Segment Start: DATA EXTRACTS

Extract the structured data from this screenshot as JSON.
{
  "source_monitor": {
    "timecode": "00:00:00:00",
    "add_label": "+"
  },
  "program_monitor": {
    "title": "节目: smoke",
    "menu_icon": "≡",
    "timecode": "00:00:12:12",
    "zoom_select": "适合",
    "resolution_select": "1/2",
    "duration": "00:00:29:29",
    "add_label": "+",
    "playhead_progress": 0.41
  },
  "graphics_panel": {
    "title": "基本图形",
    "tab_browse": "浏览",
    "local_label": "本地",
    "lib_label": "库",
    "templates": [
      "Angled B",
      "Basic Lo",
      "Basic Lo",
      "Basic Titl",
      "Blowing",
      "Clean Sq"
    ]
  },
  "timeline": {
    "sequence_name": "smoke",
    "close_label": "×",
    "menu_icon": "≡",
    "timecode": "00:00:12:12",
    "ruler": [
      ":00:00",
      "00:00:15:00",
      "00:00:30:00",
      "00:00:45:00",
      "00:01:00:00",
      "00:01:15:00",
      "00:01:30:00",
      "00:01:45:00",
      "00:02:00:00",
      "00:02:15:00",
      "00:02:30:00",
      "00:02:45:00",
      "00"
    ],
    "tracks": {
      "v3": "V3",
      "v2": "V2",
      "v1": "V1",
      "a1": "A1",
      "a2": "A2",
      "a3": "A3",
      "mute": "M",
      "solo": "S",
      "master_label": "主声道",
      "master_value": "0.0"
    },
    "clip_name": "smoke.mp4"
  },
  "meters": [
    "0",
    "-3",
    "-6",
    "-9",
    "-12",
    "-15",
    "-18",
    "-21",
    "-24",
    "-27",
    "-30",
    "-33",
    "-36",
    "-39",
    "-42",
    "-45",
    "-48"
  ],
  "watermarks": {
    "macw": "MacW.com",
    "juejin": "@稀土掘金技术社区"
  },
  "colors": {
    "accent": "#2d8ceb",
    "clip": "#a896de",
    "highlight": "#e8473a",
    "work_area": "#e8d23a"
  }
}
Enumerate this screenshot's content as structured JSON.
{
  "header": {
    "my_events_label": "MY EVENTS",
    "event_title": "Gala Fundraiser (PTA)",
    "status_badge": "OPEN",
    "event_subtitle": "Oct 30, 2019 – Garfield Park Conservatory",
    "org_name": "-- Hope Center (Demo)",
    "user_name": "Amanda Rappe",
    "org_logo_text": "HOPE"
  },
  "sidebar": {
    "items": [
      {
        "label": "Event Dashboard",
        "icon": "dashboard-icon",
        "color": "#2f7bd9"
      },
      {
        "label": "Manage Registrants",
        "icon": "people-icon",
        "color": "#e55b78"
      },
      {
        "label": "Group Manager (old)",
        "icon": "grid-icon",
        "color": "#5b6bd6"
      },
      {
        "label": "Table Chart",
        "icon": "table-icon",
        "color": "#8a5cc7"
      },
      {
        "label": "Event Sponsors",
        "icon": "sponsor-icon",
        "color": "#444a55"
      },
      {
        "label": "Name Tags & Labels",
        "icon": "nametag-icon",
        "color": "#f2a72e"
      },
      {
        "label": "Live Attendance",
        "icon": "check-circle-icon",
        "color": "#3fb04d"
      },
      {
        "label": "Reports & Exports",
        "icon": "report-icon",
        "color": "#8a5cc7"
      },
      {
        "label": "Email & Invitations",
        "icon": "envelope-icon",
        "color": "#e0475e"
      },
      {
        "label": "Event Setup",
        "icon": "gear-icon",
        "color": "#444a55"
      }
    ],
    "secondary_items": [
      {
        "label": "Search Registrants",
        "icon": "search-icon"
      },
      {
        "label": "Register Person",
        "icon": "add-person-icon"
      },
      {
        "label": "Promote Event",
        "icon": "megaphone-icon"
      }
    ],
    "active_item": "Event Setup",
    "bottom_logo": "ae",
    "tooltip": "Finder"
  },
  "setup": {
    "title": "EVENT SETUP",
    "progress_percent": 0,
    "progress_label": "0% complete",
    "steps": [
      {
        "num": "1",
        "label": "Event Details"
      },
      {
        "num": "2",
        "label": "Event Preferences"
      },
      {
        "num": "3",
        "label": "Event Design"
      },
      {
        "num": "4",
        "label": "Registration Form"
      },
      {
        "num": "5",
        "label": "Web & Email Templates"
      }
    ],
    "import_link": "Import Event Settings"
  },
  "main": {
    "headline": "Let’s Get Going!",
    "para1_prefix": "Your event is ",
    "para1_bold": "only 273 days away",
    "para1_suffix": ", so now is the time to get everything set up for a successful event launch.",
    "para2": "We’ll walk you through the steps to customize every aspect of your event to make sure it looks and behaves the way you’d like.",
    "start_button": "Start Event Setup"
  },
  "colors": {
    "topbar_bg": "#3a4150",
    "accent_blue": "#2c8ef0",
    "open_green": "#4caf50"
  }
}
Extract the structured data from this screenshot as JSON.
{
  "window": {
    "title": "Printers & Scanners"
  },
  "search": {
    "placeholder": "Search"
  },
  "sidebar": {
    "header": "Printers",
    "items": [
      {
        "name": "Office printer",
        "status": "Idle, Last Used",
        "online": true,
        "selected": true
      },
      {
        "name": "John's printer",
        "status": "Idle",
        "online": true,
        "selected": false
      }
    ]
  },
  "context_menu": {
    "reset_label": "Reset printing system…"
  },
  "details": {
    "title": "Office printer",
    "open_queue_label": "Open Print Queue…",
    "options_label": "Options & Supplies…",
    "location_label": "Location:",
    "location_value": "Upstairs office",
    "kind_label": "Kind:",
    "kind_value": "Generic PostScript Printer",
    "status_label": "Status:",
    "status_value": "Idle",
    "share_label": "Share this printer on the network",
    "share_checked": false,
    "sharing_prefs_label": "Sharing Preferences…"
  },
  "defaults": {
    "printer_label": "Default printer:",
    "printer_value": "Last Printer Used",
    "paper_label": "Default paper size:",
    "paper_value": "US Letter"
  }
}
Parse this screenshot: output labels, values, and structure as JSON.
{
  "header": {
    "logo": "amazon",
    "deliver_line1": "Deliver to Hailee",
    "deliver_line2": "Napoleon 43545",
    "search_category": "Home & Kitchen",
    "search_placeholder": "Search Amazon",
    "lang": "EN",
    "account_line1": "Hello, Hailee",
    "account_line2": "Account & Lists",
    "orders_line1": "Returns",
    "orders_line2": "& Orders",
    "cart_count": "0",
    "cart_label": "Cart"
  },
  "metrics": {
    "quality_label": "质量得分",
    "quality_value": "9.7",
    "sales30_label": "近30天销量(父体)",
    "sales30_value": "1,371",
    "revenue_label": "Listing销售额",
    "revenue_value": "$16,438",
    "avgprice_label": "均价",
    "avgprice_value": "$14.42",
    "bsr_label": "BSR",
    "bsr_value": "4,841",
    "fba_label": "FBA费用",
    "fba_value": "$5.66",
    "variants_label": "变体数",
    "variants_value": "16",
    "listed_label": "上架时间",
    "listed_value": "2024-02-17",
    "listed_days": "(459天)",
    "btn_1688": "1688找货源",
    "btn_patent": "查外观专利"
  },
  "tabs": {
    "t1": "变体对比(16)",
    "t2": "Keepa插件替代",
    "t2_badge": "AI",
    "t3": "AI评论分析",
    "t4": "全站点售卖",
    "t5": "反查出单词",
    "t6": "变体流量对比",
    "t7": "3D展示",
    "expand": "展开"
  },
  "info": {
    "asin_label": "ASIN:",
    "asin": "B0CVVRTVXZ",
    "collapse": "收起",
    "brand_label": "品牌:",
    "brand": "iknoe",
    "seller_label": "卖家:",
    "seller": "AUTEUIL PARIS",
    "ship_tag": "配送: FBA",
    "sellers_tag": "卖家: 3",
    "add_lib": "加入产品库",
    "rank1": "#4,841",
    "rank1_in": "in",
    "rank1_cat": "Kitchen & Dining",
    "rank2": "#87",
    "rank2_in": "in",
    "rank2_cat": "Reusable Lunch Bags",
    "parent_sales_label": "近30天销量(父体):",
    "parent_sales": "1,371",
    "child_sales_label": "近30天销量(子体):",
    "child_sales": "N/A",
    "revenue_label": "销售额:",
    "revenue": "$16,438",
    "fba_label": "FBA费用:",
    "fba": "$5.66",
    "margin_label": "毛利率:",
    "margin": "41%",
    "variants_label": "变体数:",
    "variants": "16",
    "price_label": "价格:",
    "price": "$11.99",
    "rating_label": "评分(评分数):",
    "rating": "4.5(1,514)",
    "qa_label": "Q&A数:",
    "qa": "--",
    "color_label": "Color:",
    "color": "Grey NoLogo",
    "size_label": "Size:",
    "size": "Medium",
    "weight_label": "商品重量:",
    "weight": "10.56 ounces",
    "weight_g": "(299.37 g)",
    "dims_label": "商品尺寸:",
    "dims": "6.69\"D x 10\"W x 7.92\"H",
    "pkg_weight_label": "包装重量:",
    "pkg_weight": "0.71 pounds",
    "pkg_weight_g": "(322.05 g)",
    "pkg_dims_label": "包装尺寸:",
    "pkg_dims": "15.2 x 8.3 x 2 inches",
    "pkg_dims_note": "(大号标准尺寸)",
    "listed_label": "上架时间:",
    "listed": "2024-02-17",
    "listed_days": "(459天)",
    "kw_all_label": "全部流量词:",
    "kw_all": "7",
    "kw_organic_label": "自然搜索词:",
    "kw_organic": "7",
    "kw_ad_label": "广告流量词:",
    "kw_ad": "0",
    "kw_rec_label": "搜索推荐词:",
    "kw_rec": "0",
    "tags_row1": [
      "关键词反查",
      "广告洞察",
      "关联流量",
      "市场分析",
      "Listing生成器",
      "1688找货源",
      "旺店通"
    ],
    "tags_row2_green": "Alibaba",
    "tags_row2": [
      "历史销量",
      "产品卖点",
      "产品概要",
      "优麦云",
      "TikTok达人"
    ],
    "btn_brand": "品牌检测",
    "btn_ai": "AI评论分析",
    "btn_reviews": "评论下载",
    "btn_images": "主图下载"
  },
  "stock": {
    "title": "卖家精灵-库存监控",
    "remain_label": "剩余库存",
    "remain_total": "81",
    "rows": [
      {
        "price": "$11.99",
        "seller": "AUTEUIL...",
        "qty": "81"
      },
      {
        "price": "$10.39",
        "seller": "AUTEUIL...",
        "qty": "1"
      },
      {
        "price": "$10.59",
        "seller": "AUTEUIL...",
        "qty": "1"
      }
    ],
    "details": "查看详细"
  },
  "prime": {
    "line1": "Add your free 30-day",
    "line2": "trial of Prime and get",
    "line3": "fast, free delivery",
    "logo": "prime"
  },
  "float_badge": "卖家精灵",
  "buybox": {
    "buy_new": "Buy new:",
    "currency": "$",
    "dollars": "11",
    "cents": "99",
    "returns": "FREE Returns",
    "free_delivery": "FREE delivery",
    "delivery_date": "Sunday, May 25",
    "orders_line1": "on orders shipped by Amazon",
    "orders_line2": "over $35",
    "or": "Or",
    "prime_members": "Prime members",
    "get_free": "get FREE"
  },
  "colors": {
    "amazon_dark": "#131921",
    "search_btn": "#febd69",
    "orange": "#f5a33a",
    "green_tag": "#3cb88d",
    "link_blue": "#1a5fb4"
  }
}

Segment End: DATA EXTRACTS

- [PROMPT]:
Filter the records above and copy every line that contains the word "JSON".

- [EXERCISE SOLUTION]:
Extract the structured data from this screenshot as JSON.
Enumerate this screenshot's content as structured JSON.
Extract the structured data from this screenshot as JSON.
Parse this screenshot: output labels, values, and structure as JSON.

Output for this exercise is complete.